Try it - Each line of the data must be given back verbatim, with pictures removed.

(Element data from apps and pages)
□ □ □ □

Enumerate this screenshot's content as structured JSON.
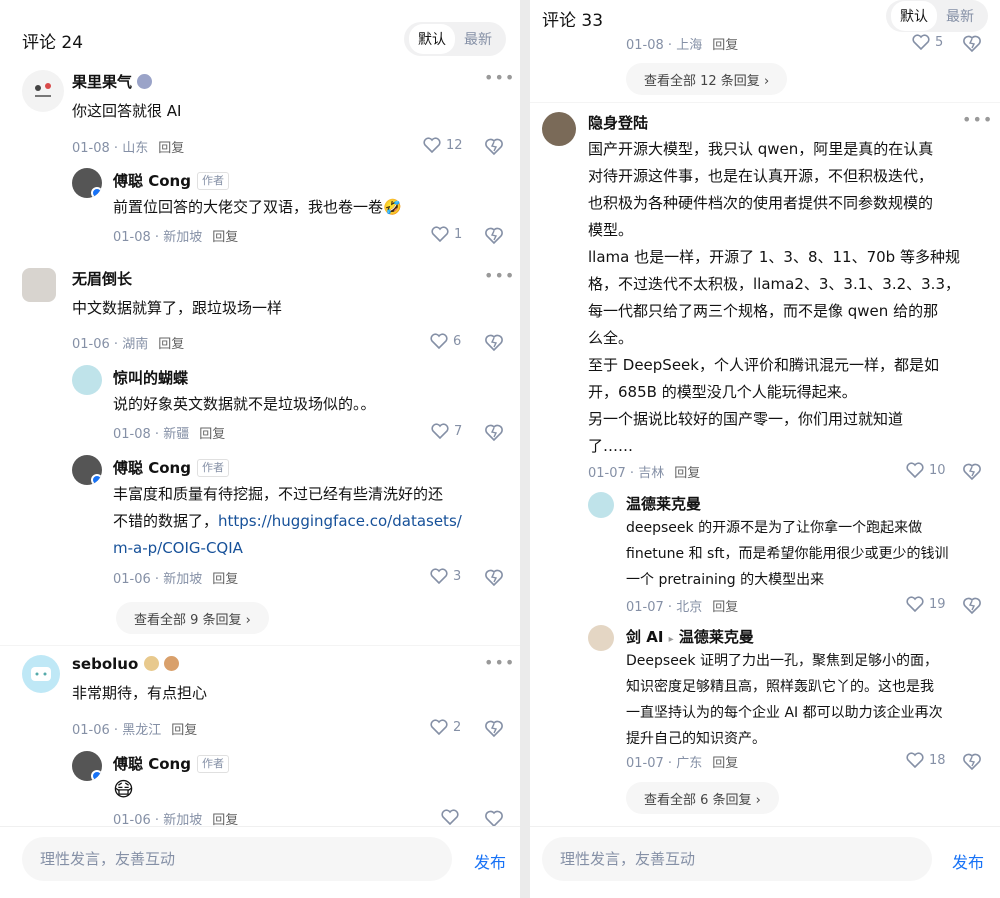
{
  "left": {
    "title": "评论 24",
    "sort": [
      "默认",
      "最新"
    ],
    "comments": [
      {
        "name": "果里果气",
        "text": "你这回答就很 AI",
        "date": "01-08",
        "loc": "山东",
        "reply": "回复",
        "likes": "12"
      },
      {
        "name": "傅聪 Cong",
        "badge": "作者",
        "text": "前置位回答的大佬交了双语，我也卷一卷🤣",
        "date": "01-08",
        "loc": "新加坡",
        "reply": "回复",
        "likes": "1"
      },
      {
        "name": "无眉倒长",
        "text": "中文数据就算了，跟垃圾场一样",
        "date": "01-06",
        "loc": "湖南",
        "reply": "回复",
        "likes": "6"
      },
      {
        "name": "惊叫的蝴蝶",
        "text": "说的好象英文数据就不是垃圾场似的。。",
        "date": "01-08",
        "loc": "新疆",
        "reply": "回复",
        "likes": "7"
      },
      {
        "name": "傅聪 Cong",
        "badge": "作者",
        "text_l1": "丰富度和质量有待挖掘，不过已经有些清洗好的还",
        "text_l2a": "不错的数据了，",
        "link_a": "https://huggingface.co/datasets/",
        "link_b": "m-a-p/COIG-CQIA",
        "date": "01-06",
        "loc": "新加坡",
        "reply": "回复",
        "likes": "3"
      },
      {
        "name": "seboluo",
        "text": "非常期待，有点担心",
        "date": "01-06",
        "loc": "黑龙江",
        "reply": "回复",
        "likes": "2"
      },
      {
        "name": "傅聪 Cong",
        "badge": "作者",
        "text": "😷",
        "date": "01-06",
        "loc": "新加坡",
        "reply": "回复",
        "likes": ""
      }
    ],
    "view_all": "查看全部 9 条回复 ›",
    "input_placeholder": "理性发言，友善互动",
    "send": "发布"
  },
  "right": {
    "title": "评论 33",
    "sort": [
      "默认",
      "最新"
    ],
    "top_meta": {
      "date": "01-08",
      "loc": "上海",
      "reply": "回复",
      "likes": "5"
    },
    "view_all_1": "查看全部 12 条回复 ›",
    "c1": {
      "name": "隐身登陆",
      "lines": [
        "国产开源大模型，我只认 qwen，阿里是真的在认真",
        "对待开源这件事，也是在认真开源，不但积极迭代，",
        "也积极为各种硬件档次的使用者提供不同参数规模的",
        "模型。",
        "llama 也是一样，开源了 1、3、8、11、70b 等多种规",
        "格，不过迭代不太积极，llama2、3、3.1、3.2、3.3，",
        "每一代都只给了两三个规格，而不是像 qwen 给的那",
        "么全。",
        "至于 DeepSeek，个人评价和腾讯混元一样，都是如",
        "开，685B 的模型没几个人能玩得起来。",
        "另一个据说比较好的国产零一，你们用过就知道",
        "了……"
      ],
      "date": "01-07",
      "loc": "吉林",
      "reply": "回复",
      "likes": "10"
    },
    "c2": {
      "name": "温德莱克曼",
      "lines": [
        "deepseek 的开源不是为了让你拿一个跑起来做",
        "finetune 和 sft，而是希望你能用很少或更少的钱训",
        "一个 pretraining 的大模型出来"
      ],
      "date": "01-07",
      "loc": "北京",
      "reply": "回复",
      "likes": "19"
    },
    "c3": {
      "name": "剑 AI",
      "reply_to": "温德莱克曼",
      "lines": [
        "Deepseek 证明了力出一孔，聚焦到足够小的面，",
        "知识密度足够精且高，照样轰趴它丫的。这也是我",
        "一直坚持认为的每个企业 AI 都可以助力该企业再次",
        "提升自己的知识资产。"
      ],
      "date": "01-07",
      "loc": "广东",
      "reply": "回复",
      "likes": "18"
    },
    "view_all_2": "查看全部 6 条回复 ›",
    "input_placeholder": "理性发言，友善互动",
    "send": "发布"
  },
  "colors": {
    "accent": "#1772f6",
    "meta": "#8590a6",
    "link": "#175199"
  }
}
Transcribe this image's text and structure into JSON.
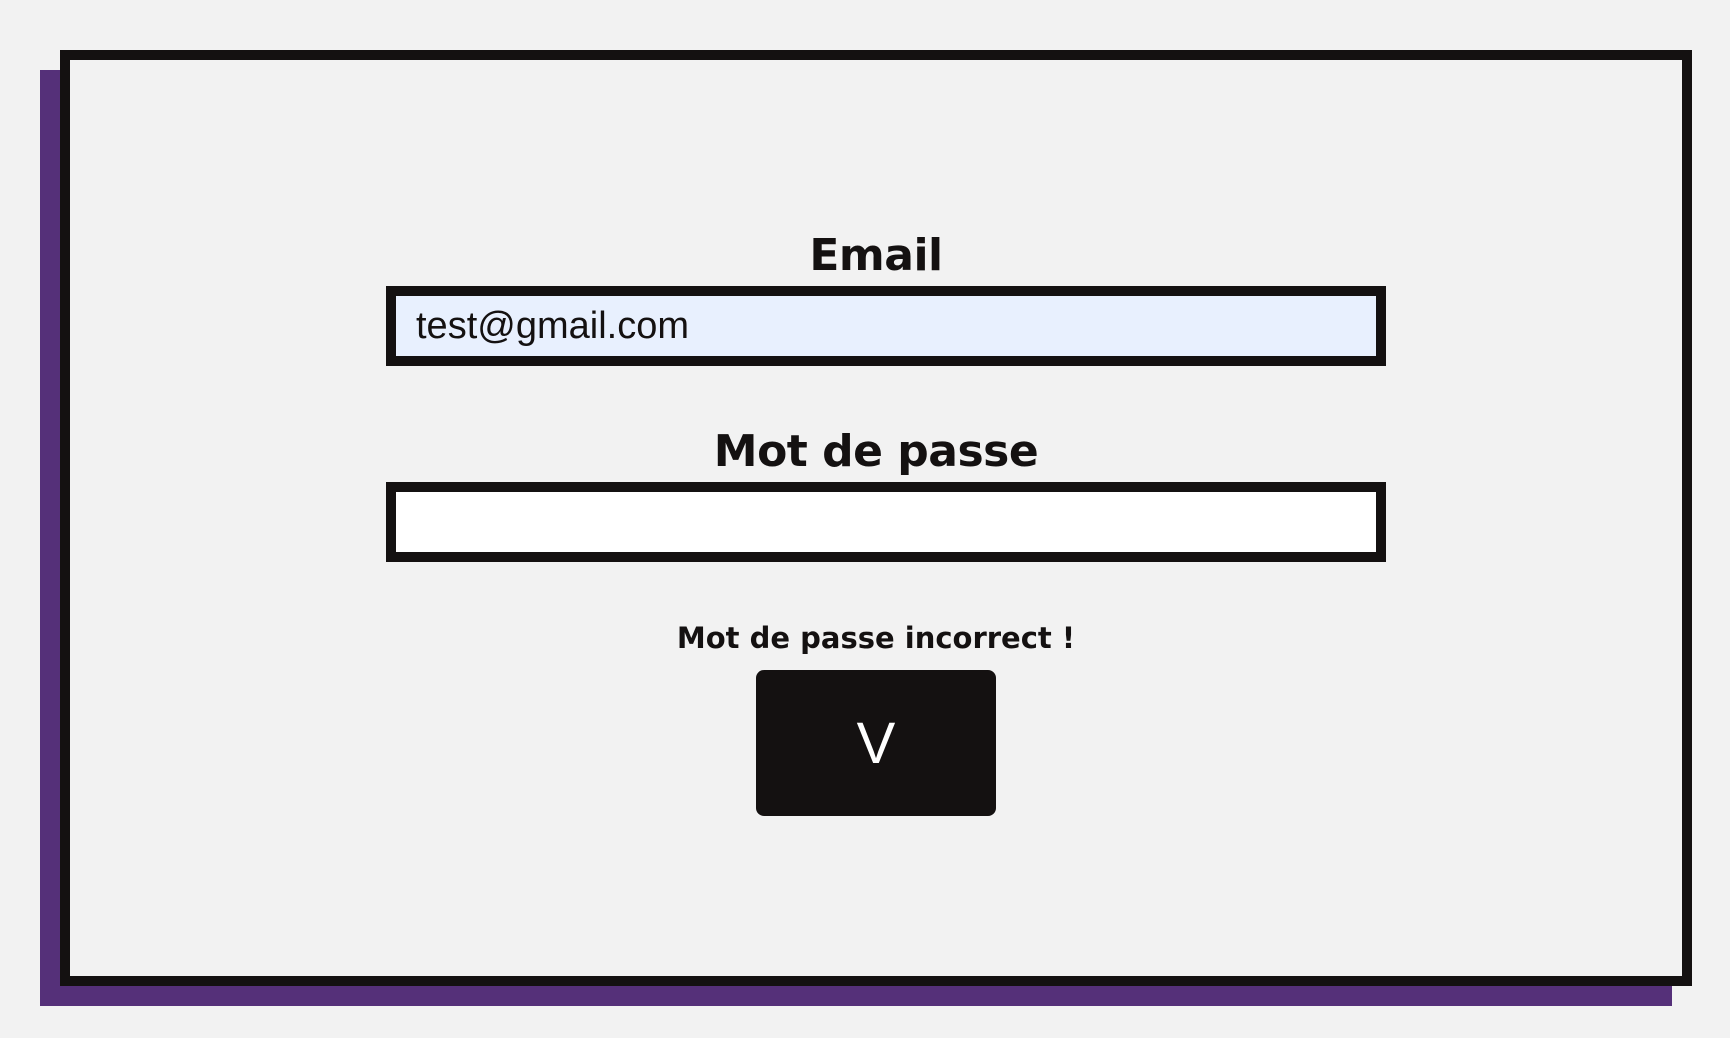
{
  "form": {
    "email_label": "Email",
    "email_value": "test@gmail.com",
    "password_label": "Mot de passe",
    "password_value": "",
    "error_message": "Mot de passe incorrect !",
    "submit_label": "V"
  },
  "colors": {
    "background": "#f2f2f2",
    "panel_border": "#141111",
    "shadow": "#553079",
    "email_input_bg": "#e8f0fe",
    "password_input_bg": "#ffffff",
    "button_bg": "#141111",
    "button_text": "#ffffff"
  }
}
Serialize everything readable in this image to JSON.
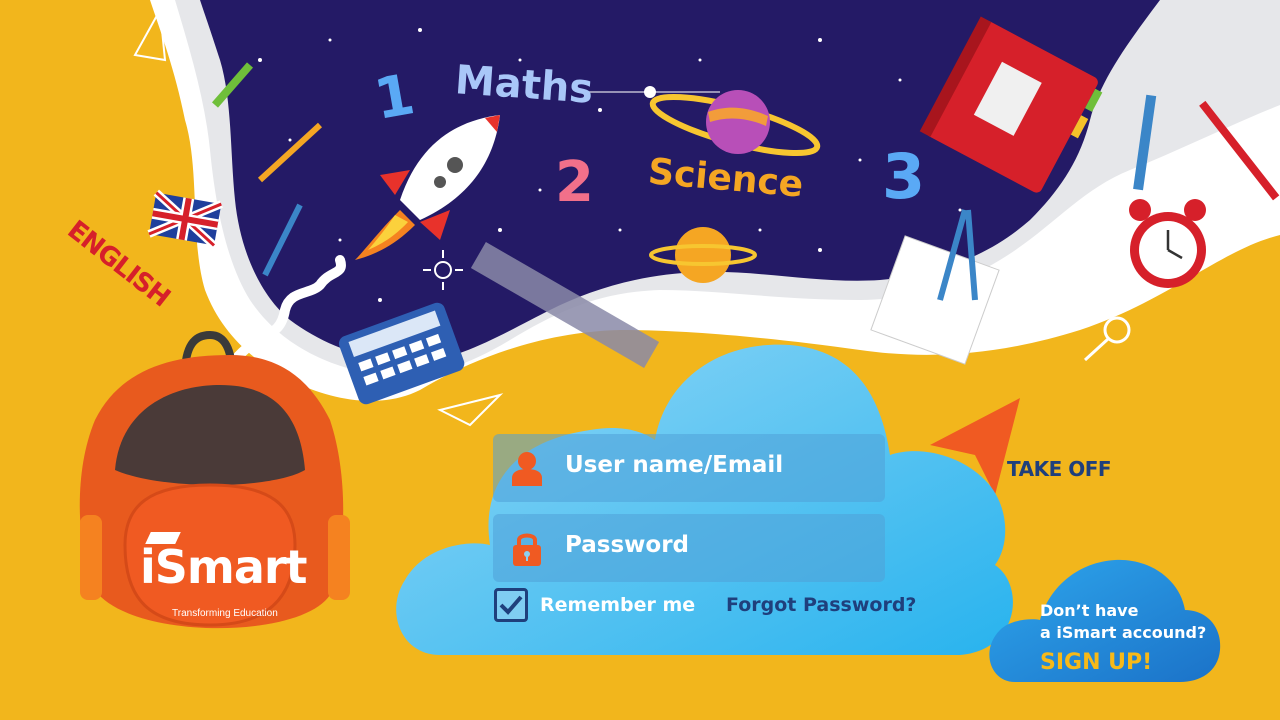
{
  "login": {
    "username_placeholder": "User name/Email",
    "password_placeholder": "Password",
    "remember_label": "Remember me",
    "remember_checked": true,
    "forgot_label": "Forgot Password?",
    "takeoff_label": "TAKE OFF"
  },
  "signup": {
    "question_line1": "Don’t have",
    "question_line2": "a iSmart accound?",
    "link_label": "SIGN UP!"
  },
  "brand": {
    "name": "iSmart",
    "tagline": "Transforming Education"
  },
  "decor": {
    "subjects": [
      "Maths",
      "Science",
      "ENGLISH"
    ],
    "numbers": [
      "1",
      "2",
      "3"
    ]
  },
  "colors": {
    "background": "#f2b61c",
    "space": "#241a66",
    "cloud": "#5fc1f0",
    "accent_orange": "#f05a22",
    "navy_text": "#1f3f7c"
  },
  "icons": [
    "user-icon",
    "lock-icon",
    "checkbox-icon",
    "paper-plane-icon",
    "rocket-icon",
    "planet-icon",
    "calculator-icon",
    "ruler-icon",
    "book-icon",
    "alarm-clock-icon",
    "backpack-icon"
  ]
}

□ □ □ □

Solved exercise -
Enumerate this screenshot's content as structured JSON.
{
  "left": {
    "title": "评论 24",
    "sort": [
      "默认",
      "最新"
    ],
    "comments": [
      {
        "name": "果里果气",
        "text": "你这回答就很 AI",
        "date": "01-08",
        "loc": "山东",
        "reply": "回复",
        "likes": "12"
      },
      {
        "name": "傅聪 Cong",
        "badge": "作者",
        "text": "前置位回答的大佬交了双语，我也卷一卷🤣",
        "date": "01-08",
        "loc": "新加坡",
        "reply": "回复",
        "likes": "1"
      },
      {
        "name": "无眉倒长",
        "text": "中文数据就算了，跟垃圾场一样",
        "date": "01-06",
        "loc": "湖南",
        "reply": "回复",
        "likes": "6"
      },
      {
        "name": "惊叫的蝴蝶",
        "text": "说的好象英文数据就不是垃圾场似的。。",
        "date": "01-08",
        "loc": "新疆",
        "reply": "回复",
        "likes": "7"
      },
      {
        "name": "傅聪 Cong",
        "badge": "作者",
        "text_l1": "丰富度和质量有待挖掘，不过已经有些清洗好的还",
        "text_l2a": "不错的数据了，",
        "link_a": "https://huggingface.co/datasets/",
        "link_b": "m-a-p/COIG-CQIA",
        "date": "01-06",
        "loc": "新加坡",
        "reply": "回复",
        "likes": "3"
      },
      {
        "name": "seboluo",
        "text": "非常期待，有点担心",
        "date": "01-06",
        "loc": "黑龙江",
        "reply": "回复",
        "likes": "2"
      },
      {
        "name": "傅聪 Cong",
        "badge": "作者",
        "text": "😷",
        "date": "01-06",
        "loc": "新加坡",
        "reply": "回复",
        "likes": ""
      }
    ],
    "view_all": "查看全部 9 条回复 ›",
    "input_placeholder": "理性发言，友善互动",
    "send": "发布"
  },
  "right": {
    "title": "评论 33",
    "sort": [
      "默认",
      "最新"
    ],
    "top_meta": {
      "date": "01-08",
      "loc": "上海",
      "reply": "回复",
      "likes": "5"
    },
    "view_all_1": "查看全部 12 条回复 ›",
    "c1": {
      "name": "隐身登陆",
      "lines": [
        "国产开源大模型，我只认 qwen，阿里是真的在认真",
        "对待开源这件事，也是在认真开源，不但积极迭代，",
        "也积极为各种硬件档次的使用者提供不同参数规模的",
        "模型。",
        "llama 也是一样，开源了 1、3、8、11、70b 等多种规",
        "格，不过迭代不太积极，llama2、3、3.1、3.2、3.3，",
        "每一代都只给了两三个规格，而不是像 qwen 给的那",
        "么全。",
        "至于 DeepSeek，个人评价和腾讯混元一样，都是如",
        "开，685B 的模型没几个人能玩得起来。",
        "另一个据说比较好的国产零一，你们用过就知道",
        "了……"
      ],
      "date": "01-07",
      "loc": "吉林",
      "reply": "回复",
      "likes": "10"
    },
    "c2": {
      "name": "温德莱克曼",
      "lines": [
        "deepseek 的开源不是为了让你拿一个跑起来做",
        "finetune 和 sft，而是希望你能用很少或更少的钱训",
        "一个 pretraining 的大模型出来"
      ],
      "date": "01-07",
      "loc": "北京",
      "reply": "回复",
      "likes": "19"
    },
    "c3": {
      "name": "剑 AI",
      "reply_to": "温德莱克曼",
      "lines": [
        "Deepseek 证明了力出一孔，聚焦到足够小的面，",
        "知识密度足够精且高，照样轰趴它丫的。这也是我",
        "一直坚持认为的每个企业 AI 都可以助力该企业再次",
        "提升自己的知识资产。"
      ],
      "date": "01-07",
      "loc": "广东",
      "reply": "回复",
      "likes": "18"
    },
    "view_all_2": "查看全部 6 条回复 ›",
    "input_placeholder": "理性发言，友善互动",
    "send": "发布"
  },
  "colors": {
    "accent": "#1772f6",
    "meta": "#8590a6",
    "link": "#175199"
  }
}
Transcribe this image's text and structure into JSON.
{
  "form": {
    "email_label": "Email",
    "email_value": "test@gmail.com",
    "password_label": "Mot de passe",
    "password_value": "",
    "error_message": "Mot de passe incorrect !",
    "submit_label": "V"
  },
  "colors": {
    "background": "#f2f2f2",
    "panel_border": "#141111",
    "shadow": "#553079",
    "email_input_bg": "#e8f0fe",
    "password_input_bg": "#ffffff",
    "button_bg": "#141111",
    "button_text": "#ffffff"
  }
}
Serialize everything readable in this image to JSON.
{
  "login": {
    "username_placeholder": "User name/Email",
    "password_placeholder": "Password",
    "remember_label": "Remember me",
    "remember_checked": true,
    "forgot_label": "Forgot Password?",
    "takeoff_label": "TAKE OFF"
  },
  "signup": {
    "question_line1": "Don’t have",
    "question_line2": "a iSmart accound?",
    "link_label": "SIGN UP!"
  },
  "brand": {
    "name": "iSmart",
    "tagline": "Transforming Education"
  },
  "decor": {
    "subjects": [
      "Maths",
      "Science",
      "ENGLISH"
    ],
    "numbers": [
      "1",
      "2",
      "3"
    ]
  },
  "colors": {
    "background": "#f2b61c",
    "space": "#241a66",
    "cloud": "#5fc1f0",
    "accent_orange": "#f05a22",
    "navy_text": "#1f3f7c"
  },
  "icons": [
    "user-icon",
    "lock-icon",
    "checkbox-icon",
    "paper-plane-icon",
    "rocket-icon",
    "planet-icon",
    "calculator-icon",
    "ruler-icon",
    "book-icon",
    "alarm-clock-icon",
    "backpack-icon"
  ]
}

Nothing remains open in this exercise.